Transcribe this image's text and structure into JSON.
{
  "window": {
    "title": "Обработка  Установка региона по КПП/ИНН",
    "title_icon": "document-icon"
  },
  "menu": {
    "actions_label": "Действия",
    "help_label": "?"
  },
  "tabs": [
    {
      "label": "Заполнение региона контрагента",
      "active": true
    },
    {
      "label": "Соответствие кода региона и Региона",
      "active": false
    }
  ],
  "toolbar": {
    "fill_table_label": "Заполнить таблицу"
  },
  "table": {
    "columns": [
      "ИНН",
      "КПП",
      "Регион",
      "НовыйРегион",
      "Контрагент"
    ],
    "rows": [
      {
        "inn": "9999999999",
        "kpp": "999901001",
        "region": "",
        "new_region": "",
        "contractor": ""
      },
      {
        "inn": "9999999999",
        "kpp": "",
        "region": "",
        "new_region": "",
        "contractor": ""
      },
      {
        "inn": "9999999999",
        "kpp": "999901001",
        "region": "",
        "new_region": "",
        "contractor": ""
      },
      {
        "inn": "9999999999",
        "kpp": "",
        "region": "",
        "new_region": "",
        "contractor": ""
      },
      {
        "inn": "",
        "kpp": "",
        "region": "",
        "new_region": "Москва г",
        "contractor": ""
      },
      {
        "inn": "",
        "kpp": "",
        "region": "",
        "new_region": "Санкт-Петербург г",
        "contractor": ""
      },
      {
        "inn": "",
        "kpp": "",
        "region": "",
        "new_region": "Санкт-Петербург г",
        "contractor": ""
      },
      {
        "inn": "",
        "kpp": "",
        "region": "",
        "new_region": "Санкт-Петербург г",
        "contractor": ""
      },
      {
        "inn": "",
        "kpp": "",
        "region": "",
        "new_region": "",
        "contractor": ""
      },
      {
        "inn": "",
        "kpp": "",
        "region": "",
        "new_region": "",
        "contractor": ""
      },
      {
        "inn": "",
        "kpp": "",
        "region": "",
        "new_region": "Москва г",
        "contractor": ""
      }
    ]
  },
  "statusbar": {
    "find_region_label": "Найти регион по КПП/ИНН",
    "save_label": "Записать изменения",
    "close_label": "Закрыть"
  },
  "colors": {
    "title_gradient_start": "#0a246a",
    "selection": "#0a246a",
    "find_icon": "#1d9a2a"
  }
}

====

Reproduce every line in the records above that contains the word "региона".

• EXERCISE OUTPUT
    "title": "Обработка  Установка региона по КПП/ИНН",
      "label": "Заполнение региона контрагента",
      "label": "Соответствие кода региона и Региона",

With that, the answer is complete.